Bites in the cold
Even with the benefit of local knowledge and a little tech, sport today needs some patience. Not that surprising, given that it’s bitterly cold. Say what you like about man-made waters, it’s bloody handy to have access to shelter and a cup of coffee when you need it!
Sensibly, we both have worms and maggots to try and winkle out some fish. Our initial aim is to catch on the pole, but it soon appears that the fish are out in the deeper and further swims. Every so often there is a shower of fry at the surface as the perch go on the attack!
A switch to the feeder is inevitable- as is the first bite being from a perch. Bites two, three and four are stripy customers as well. Not our original target, but they are in fine fettle and really excellent fish. The average stamp is well over a pound here, and they run a lot bigger than this too. A godsend on a cold day!

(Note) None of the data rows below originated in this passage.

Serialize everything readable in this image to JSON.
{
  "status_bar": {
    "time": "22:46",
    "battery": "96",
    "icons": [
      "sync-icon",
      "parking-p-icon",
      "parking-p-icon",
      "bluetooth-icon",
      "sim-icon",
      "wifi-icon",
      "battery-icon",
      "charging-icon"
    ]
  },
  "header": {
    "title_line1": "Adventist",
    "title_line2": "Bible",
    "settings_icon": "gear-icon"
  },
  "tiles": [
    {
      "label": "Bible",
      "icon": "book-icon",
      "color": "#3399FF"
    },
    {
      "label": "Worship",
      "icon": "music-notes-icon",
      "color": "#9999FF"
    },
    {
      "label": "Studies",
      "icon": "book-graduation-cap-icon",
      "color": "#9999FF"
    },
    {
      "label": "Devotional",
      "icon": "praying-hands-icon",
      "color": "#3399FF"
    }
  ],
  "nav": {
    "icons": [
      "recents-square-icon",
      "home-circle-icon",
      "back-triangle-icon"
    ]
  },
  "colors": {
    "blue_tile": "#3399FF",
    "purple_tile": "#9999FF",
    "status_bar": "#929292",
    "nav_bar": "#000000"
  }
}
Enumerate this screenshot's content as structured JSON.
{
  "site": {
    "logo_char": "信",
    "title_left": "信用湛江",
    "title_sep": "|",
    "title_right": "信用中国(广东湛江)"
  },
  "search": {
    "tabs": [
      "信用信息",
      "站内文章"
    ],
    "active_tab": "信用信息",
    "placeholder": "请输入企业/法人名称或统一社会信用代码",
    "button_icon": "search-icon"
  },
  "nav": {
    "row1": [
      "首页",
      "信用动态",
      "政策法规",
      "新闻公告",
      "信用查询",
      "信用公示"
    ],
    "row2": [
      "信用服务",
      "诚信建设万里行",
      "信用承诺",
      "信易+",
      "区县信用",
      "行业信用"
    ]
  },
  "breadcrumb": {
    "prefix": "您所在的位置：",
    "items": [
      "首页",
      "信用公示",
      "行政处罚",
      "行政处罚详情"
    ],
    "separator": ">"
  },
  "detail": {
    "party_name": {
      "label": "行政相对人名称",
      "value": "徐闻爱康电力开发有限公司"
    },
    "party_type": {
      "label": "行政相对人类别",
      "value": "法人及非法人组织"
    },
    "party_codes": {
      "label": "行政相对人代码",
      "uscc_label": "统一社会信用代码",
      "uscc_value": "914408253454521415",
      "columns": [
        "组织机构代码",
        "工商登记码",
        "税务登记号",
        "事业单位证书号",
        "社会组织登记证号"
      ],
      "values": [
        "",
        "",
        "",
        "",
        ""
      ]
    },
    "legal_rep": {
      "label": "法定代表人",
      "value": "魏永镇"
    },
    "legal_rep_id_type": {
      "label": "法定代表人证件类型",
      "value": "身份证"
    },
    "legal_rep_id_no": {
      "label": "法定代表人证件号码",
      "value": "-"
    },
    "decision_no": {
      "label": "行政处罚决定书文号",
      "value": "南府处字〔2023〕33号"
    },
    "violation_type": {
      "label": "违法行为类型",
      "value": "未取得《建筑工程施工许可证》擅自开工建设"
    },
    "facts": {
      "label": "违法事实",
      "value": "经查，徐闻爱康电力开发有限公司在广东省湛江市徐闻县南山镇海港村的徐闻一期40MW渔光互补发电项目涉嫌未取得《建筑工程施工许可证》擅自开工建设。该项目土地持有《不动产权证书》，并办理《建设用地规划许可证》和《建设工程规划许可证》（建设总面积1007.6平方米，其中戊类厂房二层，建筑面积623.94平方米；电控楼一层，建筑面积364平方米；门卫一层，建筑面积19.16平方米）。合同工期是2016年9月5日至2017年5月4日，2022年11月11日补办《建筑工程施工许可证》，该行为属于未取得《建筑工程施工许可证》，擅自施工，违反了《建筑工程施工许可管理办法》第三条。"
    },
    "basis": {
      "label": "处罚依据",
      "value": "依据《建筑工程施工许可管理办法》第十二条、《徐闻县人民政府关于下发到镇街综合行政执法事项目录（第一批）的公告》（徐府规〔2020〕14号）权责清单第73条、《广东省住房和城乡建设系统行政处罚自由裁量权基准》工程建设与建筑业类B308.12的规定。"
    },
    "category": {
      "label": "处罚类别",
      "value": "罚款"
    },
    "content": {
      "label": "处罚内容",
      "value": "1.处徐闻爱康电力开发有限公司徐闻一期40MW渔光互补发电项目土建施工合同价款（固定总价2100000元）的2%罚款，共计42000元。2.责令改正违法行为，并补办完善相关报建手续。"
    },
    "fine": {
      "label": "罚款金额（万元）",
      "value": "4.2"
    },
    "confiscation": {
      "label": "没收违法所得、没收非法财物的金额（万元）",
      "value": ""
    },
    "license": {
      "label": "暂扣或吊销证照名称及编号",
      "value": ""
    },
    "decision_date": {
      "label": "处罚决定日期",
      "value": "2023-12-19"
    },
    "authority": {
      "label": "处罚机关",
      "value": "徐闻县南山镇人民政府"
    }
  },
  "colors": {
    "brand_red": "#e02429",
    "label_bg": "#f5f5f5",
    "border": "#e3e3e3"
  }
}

Interestingly, it’s only by switching to helicopter rigs and maggot feeders that the sport really kicks off. As crude as speci set ups appear next to match tackle, they produce superbly positive bites.
The next fish brings a shiver of excitement, rather than cold. There’s a broad flash of silver at the surface, before the net bulges and we’re both intrigued to see a roach. At a pound and a half, it is a stunning, young looking fish with bright orange fins, in immaculate condition.
Hopes are now high as the late afternoon light begins to dim. Brian tells me a lot of the large roach give drop-back bites here. So, when my tip suddenly slackens, my heart skips a beat or two.
There’s a slow, thumping presence on the line. Could it be? My imagination runs riot. Along with numerous two pounders here, Brian has seen a colossal roach lost at the net last season, which a roach fanatic friend estimated at comfortably over three.
This time, it’s no roach but a better perch again. Out of sheer curiosity we weigh it. It’s a fine fish of 2lbs 2oz, in spite of being in the lean and long bracket. Brian has one of the same weight in our session, among many other pound plus fish, and you would bet your house on there being a monster in the depths somewhere.
With the light fading, however, that dream might just have to wait for another day. It has been a fascinating little visit- and I get the feeling we have only just scratched the surface of the potential here. After all, few guests even target the roach and perch- but with half week stays available in the winter, a keen specialist angler could make a little bit of Devon history, you suspect!
It’s an intriguing proposition, to put it mildly, and testament to the natural balance Brian has achieved at this tempting fishery, thanks to a lot of hard work and a little support from the likes of the Angling Trust and Environment Agency. Even on the chilliest winter afternoon, the future looks bright here and there’s a lot that any aspiring fishery boss could learn from this unique Devon fishing retreat.
Further links and useful reading
Stenhill Fishery offers excellent quality specimen fishing in a peaceful Devon location. Fishing is by booking only, with an exclusive lodge available all year round. For full details and prices, see http://www.stenhillfishery.co.uk
Angling Trust Regional Forums are FREE to attend and funded by Environment Agency rod licence money to give a wealth of expert advice to fishery owners and fishing clubs. CLICK HERE to find out more and look up your next regional event.
Angling Trust Membership for your Club or Fishery brings great benefits, from friendly expert advice to cover against fish loss due to pollution. To read further details, see our membership section HERE.